Convention would have it that you often pay a premium to buy from a dealer. In return for the premium, you get the advice, knowledge and reassurance they can provide. However, as a recent experience shows, that’s not always the case.
A dealer that we’ve done business with previously approached us with two paintings by the artist Jules Turkas. Not familiar with his work, I repiled with “please send a photo.” The dealer sent a photo, but for whatever reason it never arrived. I assumed he never got around to sending it, and he assumed we were not interested. The dealer ended up selling the paintings to a third party.
A month or so went by and Hui discovered the paintings at James D. Julia auctions. Lots by this artist don’t come up often, so I assumed they were the same. I sent off a an email to the dealer and confirmed that fact. He appologized for the mis-communication and said he’d much rather have sold them to a retail customer.

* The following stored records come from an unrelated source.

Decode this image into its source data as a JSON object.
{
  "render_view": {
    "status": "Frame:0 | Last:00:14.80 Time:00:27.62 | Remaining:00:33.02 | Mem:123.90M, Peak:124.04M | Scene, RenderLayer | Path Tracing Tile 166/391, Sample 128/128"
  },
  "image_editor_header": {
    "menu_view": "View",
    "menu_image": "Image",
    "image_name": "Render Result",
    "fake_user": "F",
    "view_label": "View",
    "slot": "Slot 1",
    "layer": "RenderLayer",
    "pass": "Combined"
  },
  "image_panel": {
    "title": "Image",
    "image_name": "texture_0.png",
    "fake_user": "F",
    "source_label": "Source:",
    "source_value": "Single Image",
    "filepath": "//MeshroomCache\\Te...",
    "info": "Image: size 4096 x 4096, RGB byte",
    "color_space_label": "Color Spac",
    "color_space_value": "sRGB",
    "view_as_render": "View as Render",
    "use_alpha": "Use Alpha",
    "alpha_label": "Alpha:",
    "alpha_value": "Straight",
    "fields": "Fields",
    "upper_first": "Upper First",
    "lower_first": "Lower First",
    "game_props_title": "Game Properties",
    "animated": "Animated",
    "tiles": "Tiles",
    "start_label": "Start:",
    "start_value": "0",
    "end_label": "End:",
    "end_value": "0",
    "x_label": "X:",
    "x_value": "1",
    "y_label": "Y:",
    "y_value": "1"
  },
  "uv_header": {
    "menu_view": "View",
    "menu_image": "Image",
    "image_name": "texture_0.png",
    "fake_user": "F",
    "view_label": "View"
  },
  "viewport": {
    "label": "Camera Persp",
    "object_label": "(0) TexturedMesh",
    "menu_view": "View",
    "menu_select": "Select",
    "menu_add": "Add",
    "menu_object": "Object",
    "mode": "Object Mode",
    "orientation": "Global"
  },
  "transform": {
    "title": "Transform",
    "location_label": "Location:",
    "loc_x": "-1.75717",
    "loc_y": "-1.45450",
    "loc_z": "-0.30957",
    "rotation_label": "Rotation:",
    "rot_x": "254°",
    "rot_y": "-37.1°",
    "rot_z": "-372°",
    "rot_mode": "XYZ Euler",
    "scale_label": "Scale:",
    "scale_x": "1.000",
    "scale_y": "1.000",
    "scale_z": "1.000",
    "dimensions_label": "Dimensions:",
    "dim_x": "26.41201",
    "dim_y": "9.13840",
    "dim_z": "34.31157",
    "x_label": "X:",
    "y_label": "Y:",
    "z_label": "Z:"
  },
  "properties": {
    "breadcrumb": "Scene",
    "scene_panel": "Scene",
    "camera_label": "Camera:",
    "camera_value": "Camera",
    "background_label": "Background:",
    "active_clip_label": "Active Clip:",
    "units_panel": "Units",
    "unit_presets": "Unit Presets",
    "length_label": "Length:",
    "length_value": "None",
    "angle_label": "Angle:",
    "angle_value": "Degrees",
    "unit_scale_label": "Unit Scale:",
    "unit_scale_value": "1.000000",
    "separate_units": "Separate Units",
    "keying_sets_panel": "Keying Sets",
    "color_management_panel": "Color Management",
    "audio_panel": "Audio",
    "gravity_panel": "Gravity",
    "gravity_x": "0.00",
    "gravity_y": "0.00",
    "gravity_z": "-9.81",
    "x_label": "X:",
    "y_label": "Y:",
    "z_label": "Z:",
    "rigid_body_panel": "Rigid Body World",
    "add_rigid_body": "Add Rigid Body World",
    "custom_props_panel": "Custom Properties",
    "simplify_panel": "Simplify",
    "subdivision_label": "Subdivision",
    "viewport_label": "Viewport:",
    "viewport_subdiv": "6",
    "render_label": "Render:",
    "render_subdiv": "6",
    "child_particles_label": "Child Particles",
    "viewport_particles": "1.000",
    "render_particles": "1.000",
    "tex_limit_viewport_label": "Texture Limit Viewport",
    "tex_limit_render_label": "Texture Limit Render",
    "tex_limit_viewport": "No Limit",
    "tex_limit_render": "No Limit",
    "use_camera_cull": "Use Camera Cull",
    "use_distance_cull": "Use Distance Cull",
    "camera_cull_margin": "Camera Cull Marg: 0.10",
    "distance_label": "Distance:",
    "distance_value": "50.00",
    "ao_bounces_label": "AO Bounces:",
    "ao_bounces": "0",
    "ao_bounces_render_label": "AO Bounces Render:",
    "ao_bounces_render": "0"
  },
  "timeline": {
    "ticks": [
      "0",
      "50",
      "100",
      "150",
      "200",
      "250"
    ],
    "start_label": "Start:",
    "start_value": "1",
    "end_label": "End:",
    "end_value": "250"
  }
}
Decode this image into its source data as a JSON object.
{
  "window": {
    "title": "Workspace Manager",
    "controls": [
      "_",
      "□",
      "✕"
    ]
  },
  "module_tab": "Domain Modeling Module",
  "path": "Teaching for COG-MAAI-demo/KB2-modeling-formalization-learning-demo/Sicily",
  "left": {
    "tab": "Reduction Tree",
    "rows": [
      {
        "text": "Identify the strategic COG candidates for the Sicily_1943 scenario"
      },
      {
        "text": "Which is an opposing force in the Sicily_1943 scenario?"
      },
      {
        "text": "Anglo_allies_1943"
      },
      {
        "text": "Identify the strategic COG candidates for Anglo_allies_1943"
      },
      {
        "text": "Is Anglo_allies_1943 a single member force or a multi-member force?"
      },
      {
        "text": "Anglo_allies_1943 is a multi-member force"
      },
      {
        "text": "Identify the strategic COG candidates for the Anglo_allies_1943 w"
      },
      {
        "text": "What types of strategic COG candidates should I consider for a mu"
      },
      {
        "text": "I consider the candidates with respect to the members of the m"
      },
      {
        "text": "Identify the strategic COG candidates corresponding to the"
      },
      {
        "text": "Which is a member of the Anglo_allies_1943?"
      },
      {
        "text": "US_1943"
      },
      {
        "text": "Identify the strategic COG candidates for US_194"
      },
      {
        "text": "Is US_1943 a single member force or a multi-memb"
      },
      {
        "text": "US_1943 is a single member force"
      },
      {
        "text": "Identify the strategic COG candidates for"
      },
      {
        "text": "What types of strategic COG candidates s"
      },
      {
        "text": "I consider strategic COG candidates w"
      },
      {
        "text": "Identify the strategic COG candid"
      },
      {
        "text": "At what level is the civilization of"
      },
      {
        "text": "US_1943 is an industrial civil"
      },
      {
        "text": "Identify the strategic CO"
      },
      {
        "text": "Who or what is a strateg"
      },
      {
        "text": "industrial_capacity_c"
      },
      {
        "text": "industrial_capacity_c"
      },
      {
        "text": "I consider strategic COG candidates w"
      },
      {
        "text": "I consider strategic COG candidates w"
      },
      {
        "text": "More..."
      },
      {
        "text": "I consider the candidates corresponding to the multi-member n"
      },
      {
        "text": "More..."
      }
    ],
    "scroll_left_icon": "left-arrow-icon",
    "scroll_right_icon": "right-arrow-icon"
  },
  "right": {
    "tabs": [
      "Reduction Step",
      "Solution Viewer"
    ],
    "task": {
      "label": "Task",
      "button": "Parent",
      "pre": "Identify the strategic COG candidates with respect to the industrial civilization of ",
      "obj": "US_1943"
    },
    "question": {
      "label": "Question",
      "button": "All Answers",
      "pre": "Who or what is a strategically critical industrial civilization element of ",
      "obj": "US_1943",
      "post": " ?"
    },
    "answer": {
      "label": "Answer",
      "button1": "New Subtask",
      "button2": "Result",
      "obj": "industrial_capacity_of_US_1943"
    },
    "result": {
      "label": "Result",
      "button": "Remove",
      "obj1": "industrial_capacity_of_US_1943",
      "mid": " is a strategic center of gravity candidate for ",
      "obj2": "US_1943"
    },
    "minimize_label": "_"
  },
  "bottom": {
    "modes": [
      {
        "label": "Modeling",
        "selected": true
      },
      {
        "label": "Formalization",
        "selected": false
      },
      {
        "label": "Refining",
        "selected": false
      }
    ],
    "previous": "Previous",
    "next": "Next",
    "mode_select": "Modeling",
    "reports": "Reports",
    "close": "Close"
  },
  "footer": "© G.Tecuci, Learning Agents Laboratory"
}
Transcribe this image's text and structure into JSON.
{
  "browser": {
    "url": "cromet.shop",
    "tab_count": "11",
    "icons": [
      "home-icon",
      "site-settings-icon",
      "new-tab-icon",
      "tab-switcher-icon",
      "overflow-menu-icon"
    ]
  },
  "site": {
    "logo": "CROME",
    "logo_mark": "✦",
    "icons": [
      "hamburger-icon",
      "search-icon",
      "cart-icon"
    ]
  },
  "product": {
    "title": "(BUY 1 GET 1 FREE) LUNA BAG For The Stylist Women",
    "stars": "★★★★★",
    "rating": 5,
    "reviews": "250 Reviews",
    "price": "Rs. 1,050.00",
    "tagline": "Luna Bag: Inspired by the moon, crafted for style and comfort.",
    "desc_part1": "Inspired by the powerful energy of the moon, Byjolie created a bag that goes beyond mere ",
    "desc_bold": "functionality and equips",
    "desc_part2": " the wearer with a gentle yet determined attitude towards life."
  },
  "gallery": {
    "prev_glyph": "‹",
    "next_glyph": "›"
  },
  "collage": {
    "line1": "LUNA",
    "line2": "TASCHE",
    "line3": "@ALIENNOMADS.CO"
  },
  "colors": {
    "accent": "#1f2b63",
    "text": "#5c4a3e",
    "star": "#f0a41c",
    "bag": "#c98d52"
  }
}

The paintings went up for auction today, and together went for about 50 percent more, not including premium or shipping, than the unnegotiated price offered to us. (Interestingly the one I liked the least sold for the most). If they were bought by another dealer, I have little doubt that the price will again be doubled. A lost opportunity for sure!
If you want good deals on paintings or furniture, yes, learn to look on your own in shops and at auctions, but also get to know dealers. Sometimes there is a premium to be paid, but they’d also like to provide good value to their customers.